▶ Material provided

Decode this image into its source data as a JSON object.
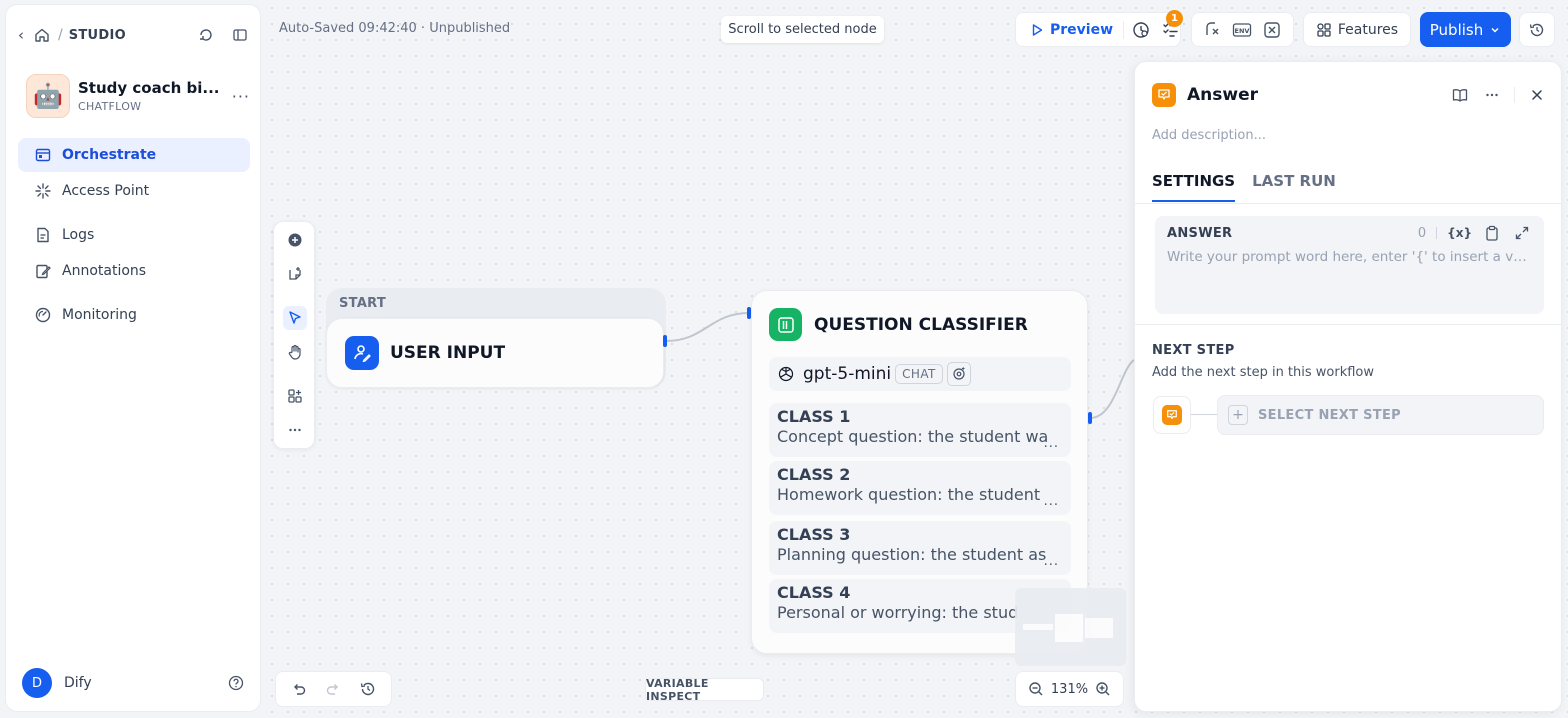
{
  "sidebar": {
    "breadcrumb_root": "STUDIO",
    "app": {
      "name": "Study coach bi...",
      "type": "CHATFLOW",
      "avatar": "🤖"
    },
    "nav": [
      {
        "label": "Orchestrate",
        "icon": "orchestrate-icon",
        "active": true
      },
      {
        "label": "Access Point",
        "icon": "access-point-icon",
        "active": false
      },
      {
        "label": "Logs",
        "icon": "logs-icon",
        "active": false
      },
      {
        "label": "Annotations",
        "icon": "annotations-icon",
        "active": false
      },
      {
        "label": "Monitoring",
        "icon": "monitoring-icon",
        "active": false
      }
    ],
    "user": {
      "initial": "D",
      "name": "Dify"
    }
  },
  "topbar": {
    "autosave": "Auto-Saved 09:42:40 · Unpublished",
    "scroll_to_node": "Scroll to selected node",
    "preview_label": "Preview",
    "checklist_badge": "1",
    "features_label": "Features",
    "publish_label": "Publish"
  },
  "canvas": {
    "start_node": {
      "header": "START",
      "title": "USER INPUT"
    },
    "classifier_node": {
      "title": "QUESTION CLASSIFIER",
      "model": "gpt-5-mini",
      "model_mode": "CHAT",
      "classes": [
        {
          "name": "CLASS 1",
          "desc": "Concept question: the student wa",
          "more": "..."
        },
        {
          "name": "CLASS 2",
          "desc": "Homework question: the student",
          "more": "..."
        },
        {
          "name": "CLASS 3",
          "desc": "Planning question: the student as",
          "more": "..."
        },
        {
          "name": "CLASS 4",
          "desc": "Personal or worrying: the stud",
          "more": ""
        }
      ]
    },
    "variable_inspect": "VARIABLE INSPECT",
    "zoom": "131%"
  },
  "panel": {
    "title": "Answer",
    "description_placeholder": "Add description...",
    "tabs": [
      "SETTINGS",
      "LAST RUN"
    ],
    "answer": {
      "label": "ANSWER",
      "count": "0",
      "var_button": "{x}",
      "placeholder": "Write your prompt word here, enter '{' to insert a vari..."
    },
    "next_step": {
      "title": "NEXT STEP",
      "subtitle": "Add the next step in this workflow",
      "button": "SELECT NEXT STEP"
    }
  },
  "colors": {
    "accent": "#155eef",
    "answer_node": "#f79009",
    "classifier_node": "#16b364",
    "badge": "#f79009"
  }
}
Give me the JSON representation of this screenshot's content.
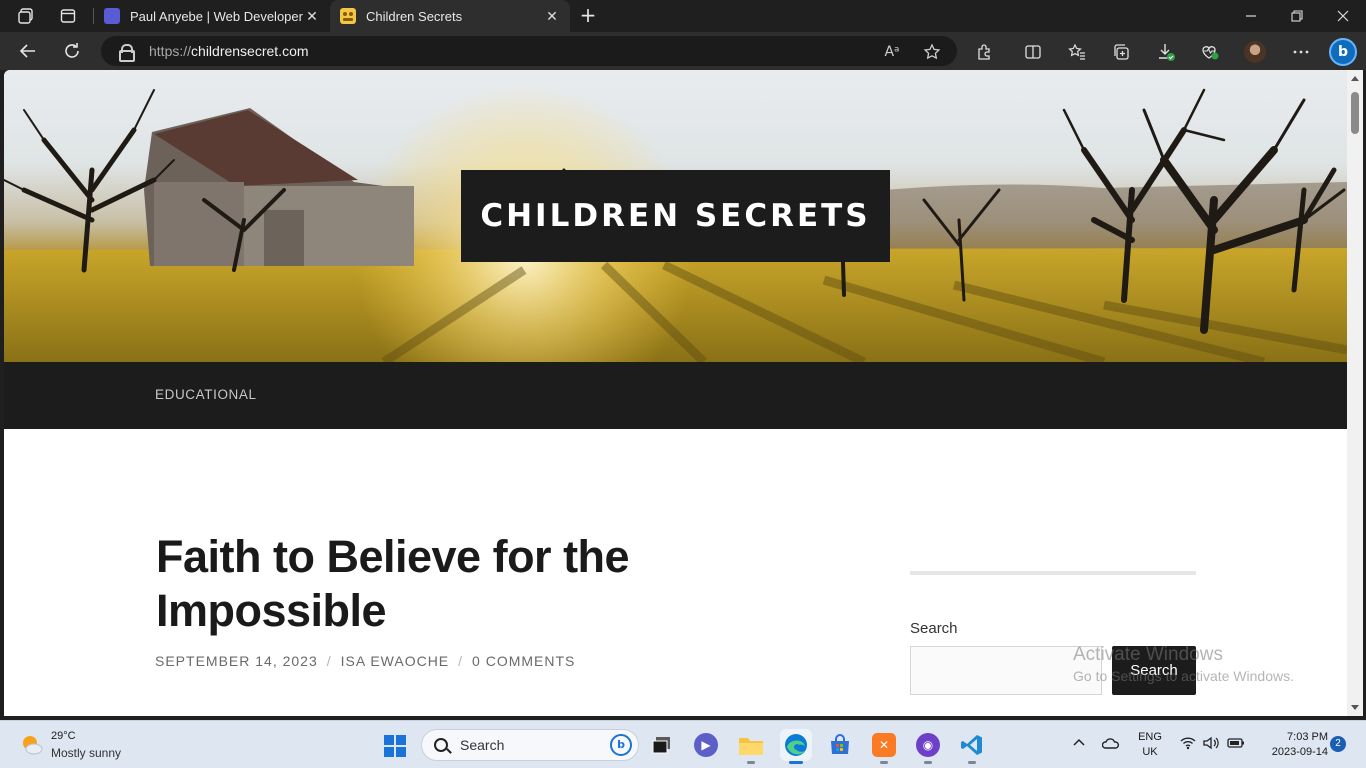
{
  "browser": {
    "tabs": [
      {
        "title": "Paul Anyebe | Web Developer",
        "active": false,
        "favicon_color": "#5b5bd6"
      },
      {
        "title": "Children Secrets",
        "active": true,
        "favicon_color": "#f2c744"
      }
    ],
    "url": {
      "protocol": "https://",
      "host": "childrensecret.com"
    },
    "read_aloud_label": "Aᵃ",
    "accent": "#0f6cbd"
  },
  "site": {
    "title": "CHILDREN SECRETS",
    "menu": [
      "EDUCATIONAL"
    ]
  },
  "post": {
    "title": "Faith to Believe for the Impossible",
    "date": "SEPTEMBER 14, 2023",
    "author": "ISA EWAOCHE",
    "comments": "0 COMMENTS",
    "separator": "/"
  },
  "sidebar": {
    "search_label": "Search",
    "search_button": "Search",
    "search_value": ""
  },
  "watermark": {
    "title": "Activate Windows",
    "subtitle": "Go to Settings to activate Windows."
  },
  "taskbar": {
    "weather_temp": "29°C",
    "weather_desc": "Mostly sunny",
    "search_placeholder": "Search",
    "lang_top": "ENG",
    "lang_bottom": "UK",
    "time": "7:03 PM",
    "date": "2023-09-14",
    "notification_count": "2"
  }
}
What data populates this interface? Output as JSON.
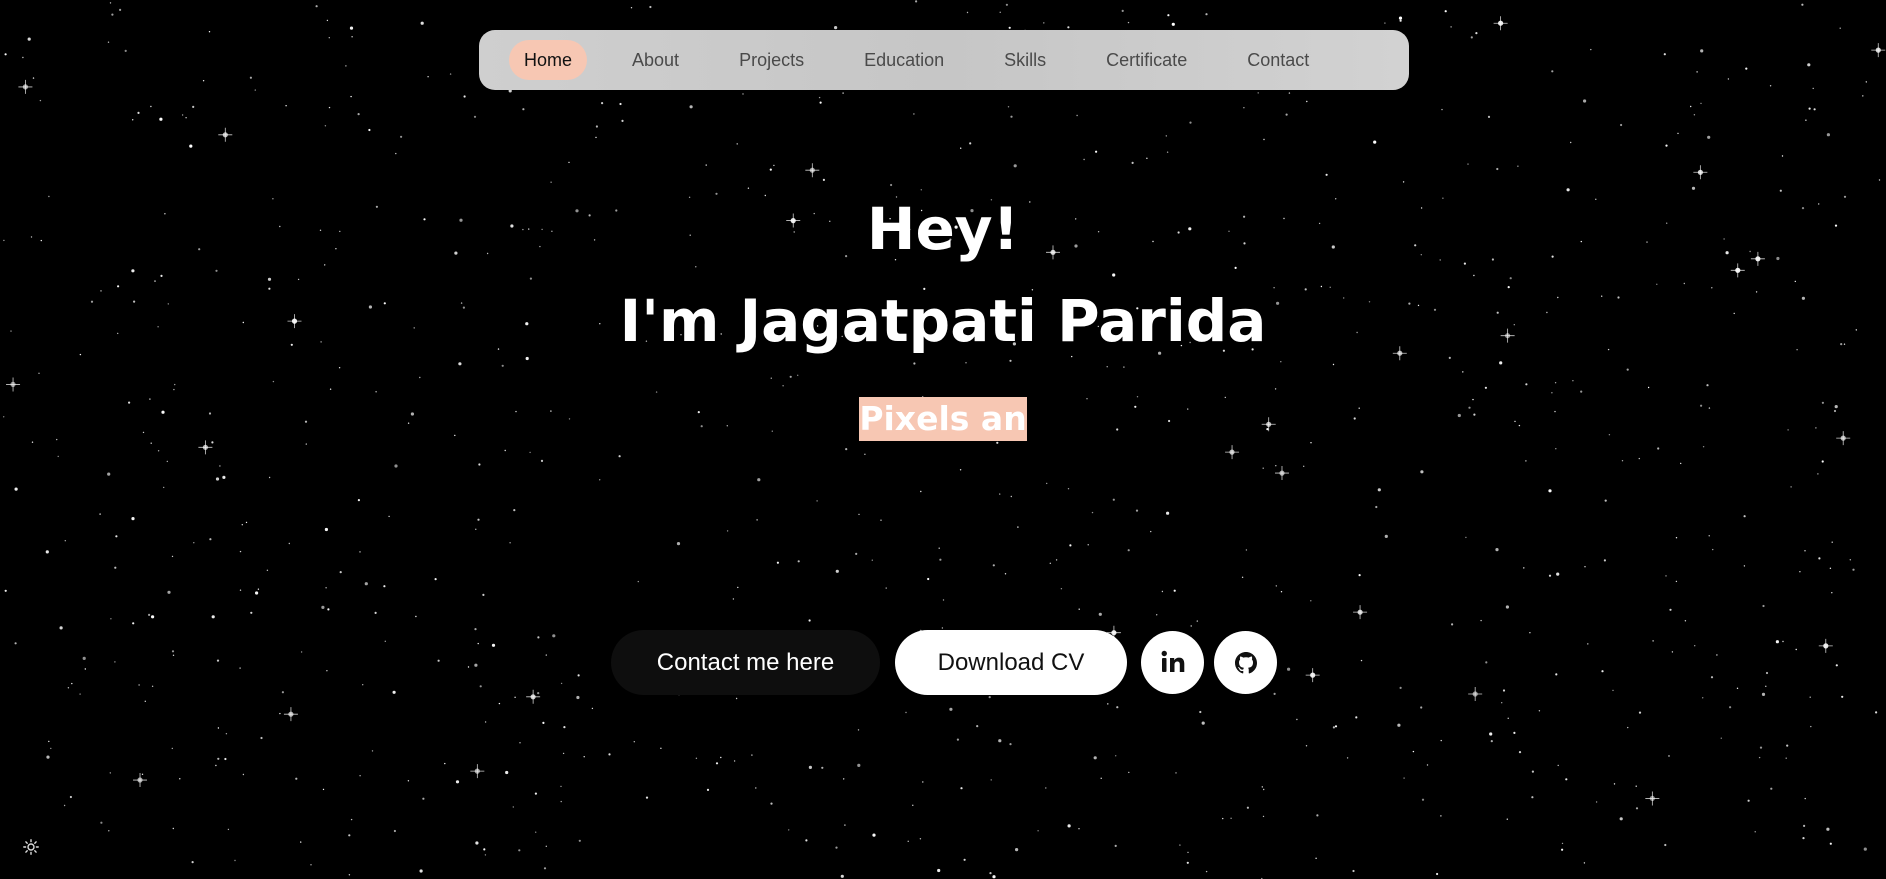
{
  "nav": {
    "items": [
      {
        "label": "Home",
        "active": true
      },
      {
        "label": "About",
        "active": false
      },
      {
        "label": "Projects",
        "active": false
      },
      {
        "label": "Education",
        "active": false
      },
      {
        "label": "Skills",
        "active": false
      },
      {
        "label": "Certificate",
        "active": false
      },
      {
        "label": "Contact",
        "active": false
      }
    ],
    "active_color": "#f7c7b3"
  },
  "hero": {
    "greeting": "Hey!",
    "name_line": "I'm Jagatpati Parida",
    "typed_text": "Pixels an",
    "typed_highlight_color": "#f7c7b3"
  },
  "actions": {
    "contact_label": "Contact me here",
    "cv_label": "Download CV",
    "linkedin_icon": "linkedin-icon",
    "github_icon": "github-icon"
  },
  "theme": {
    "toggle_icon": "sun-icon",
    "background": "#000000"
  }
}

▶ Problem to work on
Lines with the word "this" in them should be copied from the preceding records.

▶ Result of the task
Decode this image into its source data as a JSON object.
      "subtitle": "Add the next step in this workflow",
Give me the JSON representation of this screenshot's content.
What data populates this interface? Output as JSON.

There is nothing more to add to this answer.